• _DATA EXTRACTS_:

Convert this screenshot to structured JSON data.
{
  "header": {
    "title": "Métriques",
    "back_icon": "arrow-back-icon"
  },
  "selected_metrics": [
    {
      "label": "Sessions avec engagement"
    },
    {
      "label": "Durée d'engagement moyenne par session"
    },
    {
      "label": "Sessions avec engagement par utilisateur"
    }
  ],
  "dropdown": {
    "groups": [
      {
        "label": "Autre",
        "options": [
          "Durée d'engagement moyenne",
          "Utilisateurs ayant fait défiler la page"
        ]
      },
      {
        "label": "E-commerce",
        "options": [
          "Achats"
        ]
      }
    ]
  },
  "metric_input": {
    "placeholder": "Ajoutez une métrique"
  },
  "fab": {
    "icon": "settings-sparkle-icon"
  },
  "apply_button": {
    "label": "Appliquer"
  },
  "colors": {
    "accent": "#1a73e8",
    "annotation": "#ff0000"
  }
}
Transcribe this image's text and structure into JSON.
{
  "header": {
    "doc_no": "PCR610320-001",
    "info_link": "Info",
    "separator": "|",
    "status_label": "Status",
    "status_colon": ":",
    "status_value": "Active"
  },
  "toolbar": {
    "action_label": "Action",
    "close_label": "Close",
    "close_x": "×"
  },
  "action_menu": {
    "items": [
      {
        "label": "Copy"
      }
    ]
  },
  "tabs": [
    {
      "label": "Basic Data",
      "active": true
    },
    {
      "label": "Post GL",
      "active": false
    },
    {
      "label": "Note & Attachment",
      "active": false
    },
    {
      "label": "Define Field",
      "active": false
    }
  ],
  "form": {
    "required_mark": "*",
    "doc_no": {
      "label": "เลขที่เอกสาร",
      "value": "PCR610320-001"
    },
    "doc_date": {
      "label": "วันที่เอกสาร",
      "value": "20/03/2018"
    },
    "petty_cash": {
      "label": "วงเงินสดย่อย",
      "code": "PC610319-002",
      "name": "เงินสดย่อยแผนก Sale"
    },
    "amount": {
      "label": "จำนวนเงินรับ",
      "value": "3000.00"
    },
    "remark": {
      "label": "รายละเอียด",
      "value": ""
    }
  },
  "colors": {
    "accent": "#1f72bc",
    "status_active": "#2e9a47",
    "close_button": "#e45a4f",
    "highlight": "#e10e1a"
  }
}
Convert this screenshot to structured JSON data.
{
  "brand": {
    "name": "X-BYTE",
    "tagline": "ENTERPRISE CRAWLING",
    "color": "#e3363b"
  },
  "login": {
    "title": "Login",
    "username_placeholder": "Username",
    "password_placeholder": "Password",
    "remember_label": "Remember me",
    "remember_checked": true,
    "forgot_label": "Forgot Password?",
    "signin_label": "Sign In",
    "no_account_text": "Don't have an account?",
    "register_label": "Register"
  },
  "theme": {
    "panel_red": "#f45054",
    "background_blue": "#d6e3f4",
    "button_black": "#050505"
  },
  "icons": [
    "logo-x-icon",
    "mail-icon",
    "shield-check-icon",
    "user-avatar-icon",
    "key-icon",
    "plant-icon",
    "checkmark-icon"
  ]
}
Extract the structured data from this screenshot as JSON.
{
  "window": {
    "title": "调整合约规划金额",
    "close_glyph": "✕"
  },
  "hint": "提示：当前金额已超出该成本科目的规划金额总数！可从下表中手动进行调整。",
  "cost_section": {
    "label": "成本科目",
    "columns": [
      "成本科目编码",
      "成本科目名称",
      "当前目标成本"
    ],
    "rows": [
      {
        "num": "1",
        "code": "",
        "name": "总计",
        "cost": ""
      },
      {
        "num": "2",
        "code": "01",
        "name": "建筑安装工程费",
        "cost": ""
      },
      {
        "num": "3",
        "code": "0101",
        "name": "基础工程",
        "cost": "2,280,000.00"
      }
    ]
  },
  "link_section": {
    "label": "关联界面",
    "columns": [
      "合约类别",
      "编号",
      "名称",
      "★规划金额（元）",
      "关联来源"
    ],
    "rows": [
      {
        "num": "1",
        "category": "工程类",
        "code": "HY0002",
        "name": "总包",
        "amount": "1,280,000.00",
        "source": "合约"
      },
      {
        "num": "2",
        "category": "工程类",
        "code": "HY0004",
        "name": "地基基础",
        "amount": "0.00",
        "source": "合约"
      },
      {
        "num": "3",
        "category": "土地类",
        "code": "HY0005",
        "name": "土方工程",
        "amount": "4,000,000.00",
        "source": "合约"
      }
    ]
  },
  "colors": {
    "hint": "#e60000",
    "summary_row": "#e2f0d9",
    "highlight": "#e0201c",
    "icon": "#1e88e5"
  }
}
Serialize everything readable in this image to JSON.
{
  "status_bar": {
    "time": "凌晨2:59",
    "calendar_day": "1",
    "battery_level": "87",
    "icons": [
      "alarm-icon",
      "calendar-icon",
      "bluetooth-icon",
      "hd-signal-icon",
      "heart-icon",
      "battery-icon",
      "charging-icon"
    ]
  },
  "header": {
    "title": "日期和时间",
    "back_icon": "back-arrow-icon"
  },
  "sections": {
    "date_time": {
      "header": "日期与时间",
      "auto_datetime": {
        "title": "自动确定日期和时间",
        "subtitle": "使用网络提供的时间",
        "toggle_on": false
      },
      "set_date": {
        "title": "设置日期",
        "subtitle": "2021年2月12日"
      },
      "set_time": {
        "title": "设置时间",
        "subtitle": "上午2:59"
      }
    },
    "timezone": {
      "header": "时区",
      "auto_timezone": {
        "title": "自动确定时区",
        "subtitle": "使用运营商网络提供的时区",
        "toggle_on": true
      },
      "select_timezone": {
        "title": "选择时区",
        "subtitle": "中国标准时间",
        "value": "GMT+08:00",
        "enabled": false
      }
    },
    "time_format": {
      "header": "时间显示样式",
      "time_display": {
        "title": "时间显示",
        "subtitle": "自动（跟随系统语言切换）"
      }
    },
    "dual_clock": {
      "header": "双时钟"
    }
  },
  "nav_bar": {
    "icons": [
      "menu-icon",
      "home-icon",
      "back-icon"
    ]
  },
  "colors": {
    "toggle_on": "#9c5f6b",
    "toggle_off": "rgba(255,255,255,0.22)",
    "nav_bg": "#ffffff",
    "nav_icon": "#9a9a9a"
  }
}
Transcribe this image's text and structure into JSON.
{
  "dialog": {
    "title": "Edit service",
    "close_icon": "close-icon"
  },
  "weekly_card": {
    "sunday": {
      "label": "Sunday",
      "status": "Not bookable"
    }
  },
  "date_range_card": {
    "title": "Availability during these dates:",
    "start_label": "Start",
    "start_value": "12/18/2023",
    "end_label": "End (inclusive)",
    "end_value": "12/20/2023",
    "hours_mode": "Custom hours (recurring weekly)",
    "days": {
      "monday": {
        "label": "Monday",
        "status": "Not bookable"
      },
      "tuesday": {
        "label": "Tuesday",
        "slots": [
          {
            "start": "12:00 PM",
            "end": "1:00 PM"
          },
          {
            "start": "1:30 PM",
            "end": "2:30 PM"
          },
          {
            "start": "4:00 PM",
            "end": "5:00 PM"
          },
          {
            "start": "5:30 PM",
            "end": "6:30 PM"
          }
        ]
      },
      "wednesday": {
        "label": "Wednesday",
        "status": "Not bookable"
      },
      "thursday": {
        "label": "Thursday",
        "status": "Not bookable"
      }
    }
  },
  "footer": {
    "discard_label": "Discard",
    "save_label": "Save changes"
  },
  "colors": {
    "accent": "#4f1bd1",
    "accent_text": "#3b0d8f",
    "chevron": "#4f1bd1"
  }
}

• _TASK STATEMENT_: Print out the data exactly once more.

• _OUTPUT OF THE EXERCISE_:
Convert this screenshot to structured JSON data.
{
  "header": {
    "title": "Métriques",
    "back_icon": "arrow-back-icon"
  },
  "selected_metrics": [
    {
      "label": "Sessions avec engagement"
    },
    {
      "label": "Durée d'engagement moyenne par session"
    },
    {
      "label": "Sessions avec engagement par utilisateur"
    }
  ],
  "dropdown": {
    "groups": [
      {
        "label": "Autre",
        "options": [
          "Durée d'engagement moyenne",
          "Utilisateurs ayant fait défiler la page"
        ]
      },
      {
        "label": "E-commerce",
        "options": [
          "Achats"
        ]
      }
    ]
  },
  "metric_input": {
    "placeholder": "Ajoutez une métrique"
  },
  "fab": {
    "icon": "settings-sparkle-icon"
  },
  "apply_button": {
    "label": "Appliquer"
  },
  "colors": {
    "accent": "#1a73e8",
    "annotation": "#ff0000"
  }
}
Transcribe this image's text and structure into JSON.
{
  "header": {
    "doc_no": "PCR610320-001",
    "info_link": "Info",
    "separator": "|",
    "status_label": "Status",
    "status_colon": ":",
    "status_value": "Active"
  },
  "toolbar": {
    "action_label": "Action",
    "close_label": "Close",
    "close_x": "×"
  },
  "action_menu": {
    "items": [
      {
        "label": "Copy"
      }
    ]
  },
  "tabs": [
    {
      "label": "Basic Data",
      "active": true
    },
    {
      "label": "Post GL",
      "active": false
    },
    {
      "label": "Note & Attachment",
      "active": false
    },
    {
      "label": "Define Field",
      "active": false
    }
  ],
  "form": {
    "required_mark": "*",
    "doc_no": {
      "label": "เลขที่เอกสาร",
      "value": "PCR610320-001"
    },
    "doc_date": {
      "label": "วันที่เอกสาร",
      "value": "20/03/2018"
    },
    "petty_cash": {
      "label": "วงเงินสดย่อย",
      "code": "PC610319-002",
      "name": "เงินสดย่อยแผนก Sale"
    },
    "amount": {
      "label": "จำนวนเงินรับ",
      "value": "3000.00"
    },
    "remark": {
      "label": "รายละเอียด",
      "value": ""
    }
  },
  "colors": {
    "accent": "#1f72bc",
    "status_active": "#2e9a47",
    "close_button": "#e45a4f",
    "highlight": "#e10e1a"
  }
}
Convert this screenshot to structured JSON data.
{
  "brand": {
    "name": "X-BYTE",
    "tagline": "ENTERPRISE CRAWLING",
    "color": "#e3363b"
  },
  "login": {
    "title": "Login",
    "username_placeholder": "Username",
    "password_placeholder": "Password",
    "remember_label": "Remember me",
    "remember_checked": true,
    "forgot_label": "Forgot Password?",
    "signin_label": "Sign In",
    "no_account_text": "Don't have an account?",
    "register_label": "Register"
  },
  "theme": {
    "panel_red": "#f45054",
    "background_blue": "#d6e3f4",
    "button_black": "#050505"
  },
  "icons": [
    "logo-x-icon",
    "mail-icon",
    "shield-check-icon",
    "user-avatar-icon",
    "key-icon",
    "plant-icon",
    "checkmark-icon"
  ]
}
Extract the structured data from this screenshot as JSON.
{
  "window": {
    "title": "调整合约规划金额",
    "close_glyph": "✕"
  },
  "hint": "提示：当前金额已超出该成本科目的规划金额总数！可从下表中手动进行调整。",
  "cost_section": {
    "label": "成本科目",
    "columns": [
      "成本科目编码",
      "成本科目名称",
      "当前目标成本"
    ],
    "rows": [
      {
        "num": "1",
        "code": "",
        "name": "总计",
        "cost": ""
      },
      {
        "num": "2",
        "code": "01",
        "name": "建筑安装工程费",
        "cost": ""
      },
      {
        "num": "3",
        "code": "0101",
        "name": "基础工程",
        "cost": "2,280,000.00"
      }
    ]
  },
  "link_section": {
    "label": "关联界面",
    "columns": [
      "合约类别",
      "编号",
      "名称",
      "★规划金额（元）",
      "关联来源"
    ],
    "rows": [
      {
        "num": "1",
        "category": "工程类",
        "code": "HY0002",
        "name": "总包",
        "amount": "1,280,000.00",
        "source": "合约"
      },
      {
        "num": "2",
        "category": "工程类",
        "code": "HY0004",
        "name": "地基基础",
        "amount": "0.00",
        "source": "合约"
      },
      {
        "num": "3",
        "category": "土地类",
        "code": "HY0005",
        "name": "土方工程",
        "amount": "4,000,000.00",
        "source": "合约"
      }
    ]
  },
  "colors": {
    "hint": "#e60000",
    "summary_row": "#e2f0d9",
    "highlight": "#e0201c",
    "icon": "#1e88e5"
  }
}
Serialize everything readable in this image to JSON.
{
  "status_bar": {
    "time": "凌晨2:59",
    "calendar_day": "1",
    "battery_level": "87",
    "icons": [
      "alarm-icon",
      "calendar-icon",
      "bluetooth-icon",
      "hd-signal-icon",
      "heart-icon",
      "battery-icon",
      "charging-icon"
    ]
  },
  "header": {
    "title": "日期和时间",
    "back_icon": "back-arrow-icon"
  },
  "sections": {
    "date_time": {
      "header": "日期与时间",
      "auto_datetime": {
        "title": "自动确定日期和时间",
        "subtitle": "使用网络提供的时间",
        "toggle_on": false
      },
      "set_date": {
        "title": "设置日期",
        "subtitle": "2021年2月12日"
      },
      "set_time": {
        "title": "设置时间",
        "subtitle": "上午2:59"
      }
    },
    "timezone": {
      "header": "时区",
      "auto_timezone": {
        "title": "自动确定时区",
        "subtitle": "使用运营商网络提供的时区",
        "toggle_on": true
      },
      "select_timezone": {
        "title": "选择时区",
        "subtitle": "中国标准时间",
        "value": "GMT+08:00",
        "enabled": false
      }
    },
    "time_format": {
      "header": "时间显示样式",
      "time_display": {
        "title": "时间显示",
        "subtitle": "自动（跟随系统语言切换）"
      }
    },
    "dual_clock": {
      "header": "双时钟"
    }
  },
  "nav_bar": {
    "icons": [
      "menu-icon",
      "home-icon",
      "back-icon"
    ]
  },
  "colors": {
    "toggle_on": "#9c5f6b",
    "toggle_off": "rgba(255,255,255,0.22)",
    "nav_bg": "#ffffff",
    "nav_icon": "#9a9a9a"
  }
}
Transcribe this image's text and structure into JSON.
{
  "dialog": {
    "title": "Edit service",
    "close_icon": "close-icon"
  },
  "weekly_card": {
    "sunday": {
      "label": "Sunday",
      "status": "Not bookable"
    }
  },
  "date_range_card": {
    "title": "Availability during these dates:",
    "start_label": "Start",
    "start_value": "12/18/2023",
    "end_label": "End (inclusive)",
    "end_value": "12/20/2023",
    "hours_mode": "Custom hours (recurring weekly)",
    "days": {
      "monday": {
        "label": "Monday",
        "status": "Not bookable"
      },
      "tuesday": {
        "label": "Tuesday",
        "slots": [
          {
            "start": "12:00 PM",
            "end": "1:00 PM"
          },
          {
            "start": "1:30 PM",
            "end": "2:30 PM"
          },
          {
            "start": "4:00 PM",
            "end": "5:00 PM"
          },
          {
            "start": "5:30 PM",
            "end": "6:30 PM"
          }
        ]
      },
      "wednesday": {
        "label": "Wednesday",
        "status": "Not bookable"
      },
      "thursday": {
        "label": "Thursday",
        "status": "Not bookable"
      }
    }
  },
  "footer": {
    "discard_label": "Discard",
    "save_label": "Save changes"
  },
  "colors": {
    "accent": "#4f1bd1",
    "accent_text": "#3b0d8f",
    "chevron": "#4f1bd1"
  }
}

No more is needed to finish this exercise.